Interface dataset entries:
--

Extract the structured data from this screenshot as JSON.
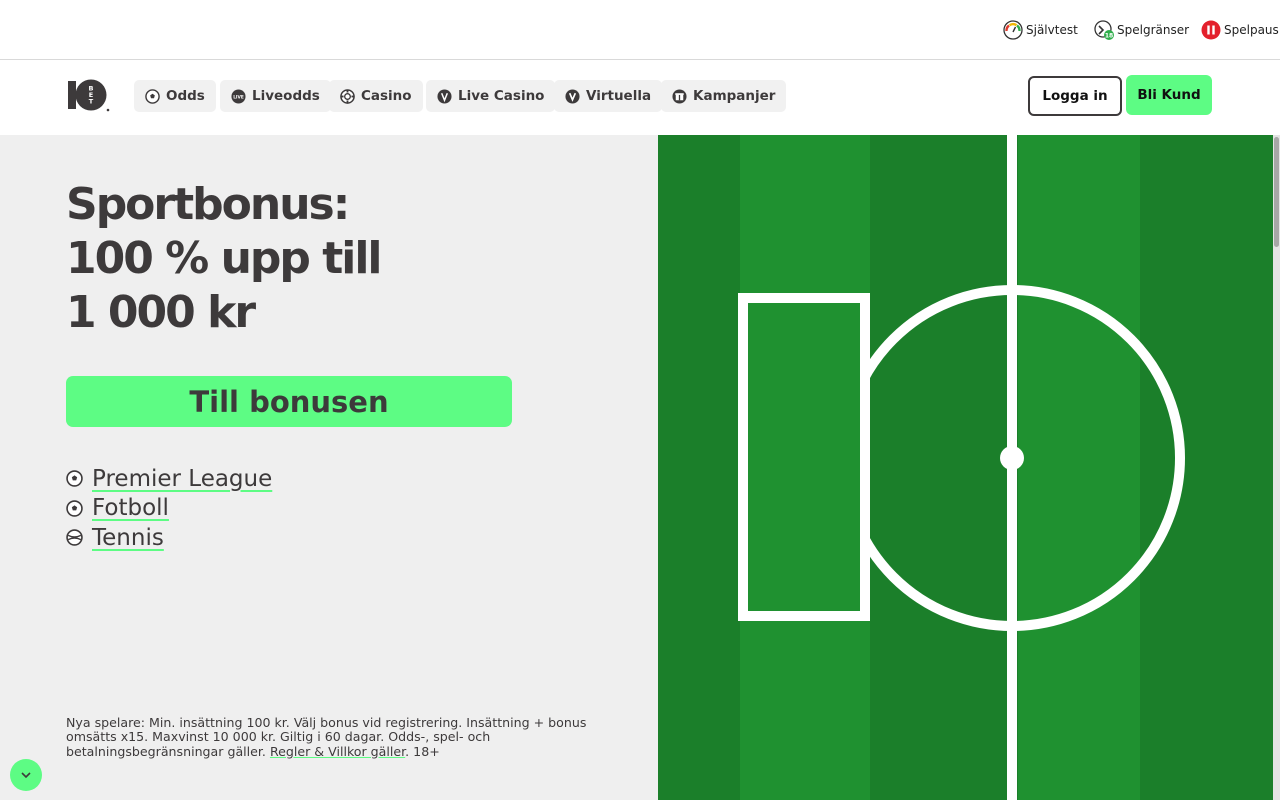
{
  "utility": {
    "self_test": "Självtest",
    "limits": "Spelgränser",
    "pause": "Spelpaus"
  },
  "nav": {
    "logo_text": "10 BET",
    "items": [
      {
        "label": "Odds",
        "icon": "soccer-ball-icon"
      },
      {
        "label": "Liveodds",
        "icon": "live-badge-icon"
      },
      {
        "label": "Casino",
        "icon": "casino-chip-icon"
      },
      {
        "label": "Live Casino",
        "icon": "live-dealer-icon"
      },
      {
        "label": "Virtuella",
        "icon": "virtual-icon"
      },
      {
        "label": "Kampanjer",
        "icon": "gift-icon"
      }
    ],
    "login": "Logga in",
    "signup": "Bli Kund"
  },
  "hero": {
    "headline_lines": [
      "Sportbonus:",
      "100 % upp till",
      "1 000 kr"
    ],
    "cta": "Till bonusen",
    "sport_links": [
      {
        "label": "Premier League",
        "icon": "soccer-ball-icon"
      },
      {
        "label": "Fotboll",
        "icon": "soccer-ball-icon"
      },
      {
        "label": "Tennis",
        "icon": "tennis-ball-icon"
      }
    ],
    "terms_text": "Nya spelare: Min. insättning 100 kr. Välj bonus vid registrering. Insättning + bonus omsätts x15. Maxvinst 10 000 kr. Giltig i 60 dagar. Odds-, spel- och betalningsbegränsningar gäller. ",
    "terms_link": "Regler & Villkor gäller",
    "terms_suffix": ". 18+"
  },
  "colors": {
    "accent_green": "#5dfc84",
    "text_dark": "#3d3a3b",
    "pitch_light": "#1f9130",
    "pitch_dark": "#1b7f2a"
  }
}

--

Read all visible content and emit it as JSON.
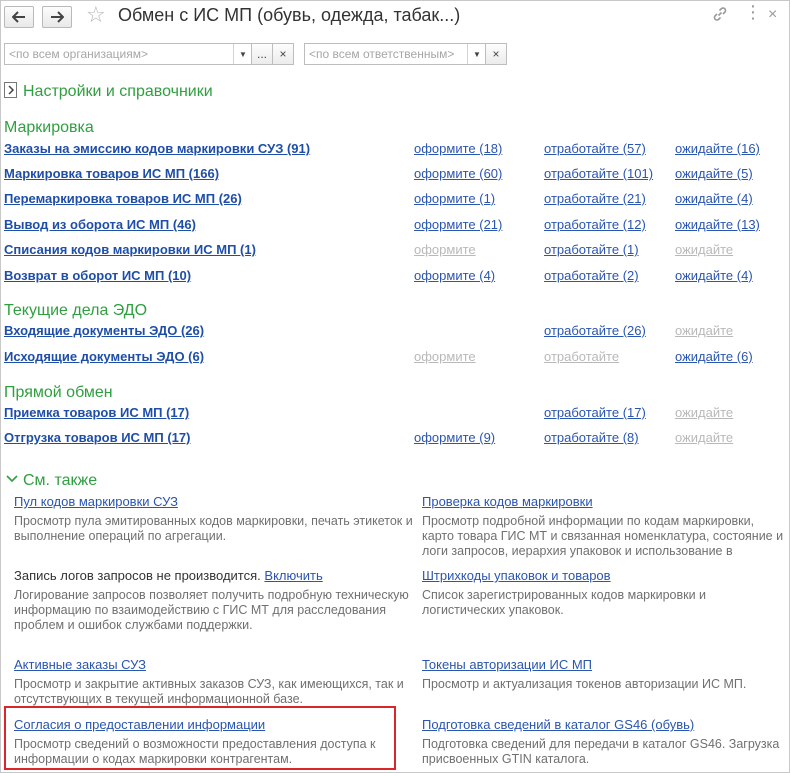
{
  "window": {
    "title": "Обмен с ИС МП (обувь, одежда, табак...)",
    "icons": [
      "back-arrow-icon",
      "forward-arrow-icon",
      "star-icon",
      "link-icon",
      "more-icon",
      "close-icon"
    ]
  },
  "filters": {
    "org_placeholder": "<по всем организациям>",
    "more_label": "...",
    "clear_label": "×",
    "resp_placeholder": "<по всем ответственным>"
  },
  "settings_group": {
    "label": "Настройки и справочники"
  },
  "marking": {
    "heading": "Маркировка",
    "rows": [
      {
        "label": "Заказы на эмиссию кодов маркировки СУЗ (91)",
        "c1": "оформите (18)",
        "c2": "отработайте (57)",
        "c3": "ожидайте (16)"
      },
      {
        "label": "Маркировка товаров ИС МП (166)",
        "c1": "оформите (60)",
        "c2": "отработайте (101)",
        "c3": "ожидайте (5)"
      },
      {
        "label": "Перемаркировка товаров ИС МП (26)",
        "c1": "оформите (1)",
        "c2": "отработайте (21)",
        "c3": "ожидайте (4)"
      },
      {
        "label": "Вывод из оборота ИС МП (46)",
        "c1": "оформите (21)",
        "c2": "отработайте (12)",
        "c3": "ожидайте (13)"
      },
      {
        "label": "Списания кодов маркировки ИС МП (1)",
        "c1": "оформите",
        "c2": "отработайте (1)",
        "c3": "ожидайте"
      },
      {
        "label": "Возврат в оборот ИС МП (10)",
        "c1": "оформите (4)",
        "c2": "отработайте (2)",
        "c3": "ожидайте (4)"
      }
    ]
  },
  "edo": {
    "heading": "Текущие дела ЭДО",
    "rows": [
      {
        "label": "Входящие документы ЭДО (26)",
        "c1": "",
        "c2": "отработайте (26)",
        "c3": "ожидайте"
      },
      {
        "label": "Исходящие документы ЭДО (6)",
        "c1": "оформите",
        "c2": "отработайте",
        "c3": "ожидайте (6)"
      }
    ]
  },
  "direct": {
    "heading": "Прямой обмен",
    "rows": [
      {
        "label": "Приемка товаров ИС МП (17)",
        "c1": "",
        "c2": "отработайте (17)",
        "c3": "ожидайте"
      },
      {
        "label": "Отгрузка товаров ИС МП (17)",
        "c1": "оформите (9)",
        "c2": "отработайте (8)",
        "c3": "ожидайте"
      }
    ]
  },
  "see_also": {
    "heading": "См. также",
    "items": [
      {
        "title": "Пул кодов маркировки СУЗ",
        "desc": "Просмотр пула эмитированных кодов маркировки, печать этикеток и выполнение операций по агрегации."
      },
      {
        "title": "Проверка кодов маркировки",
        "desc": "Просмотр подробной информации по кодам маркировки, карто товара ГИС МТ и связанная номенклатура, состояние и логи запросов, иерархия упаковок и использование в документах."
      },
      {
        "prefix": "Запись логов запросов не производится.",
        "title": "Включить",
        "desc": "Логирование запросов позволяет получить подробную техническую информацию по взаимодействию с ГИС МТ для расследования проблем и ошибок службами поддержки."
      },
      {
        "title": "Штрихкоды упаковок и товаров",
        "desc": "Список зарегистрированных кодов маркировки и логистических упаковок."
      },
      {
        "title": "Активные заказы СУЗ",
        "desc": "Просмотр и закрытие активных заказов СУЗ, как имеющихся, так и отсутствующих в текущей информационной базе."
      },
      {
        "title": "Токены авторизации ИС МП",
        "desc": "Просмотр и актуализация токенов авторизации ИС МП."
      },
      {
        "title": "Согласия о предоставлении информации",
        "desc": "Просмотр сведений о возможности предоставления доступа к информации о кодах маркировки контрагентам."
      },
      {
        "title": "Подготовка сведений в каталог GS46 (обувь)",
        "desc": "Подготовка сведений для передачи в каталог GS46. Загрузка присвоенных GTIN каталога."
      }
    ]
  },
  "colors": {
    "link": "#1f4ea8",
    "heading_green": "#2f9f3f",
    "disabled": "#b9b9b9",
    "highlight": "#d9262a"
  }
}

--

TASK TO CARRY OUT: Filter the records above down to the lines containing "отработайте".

RESULT FOR THIS EXERCISE:
        "c2": "отработайте (57)",
        "c2": "отработайте (101)",
        "c2": "отработайте (21)",
        "c2": "отработайте (12)",
        "c2": "отработайте (1)",
        "c2": "отработайте (2)",
        "c2": "отработайте (26)",
        "c2": "отработайте",
        "c2": "отработайте (17)",
        "c2": "отработайте (8)",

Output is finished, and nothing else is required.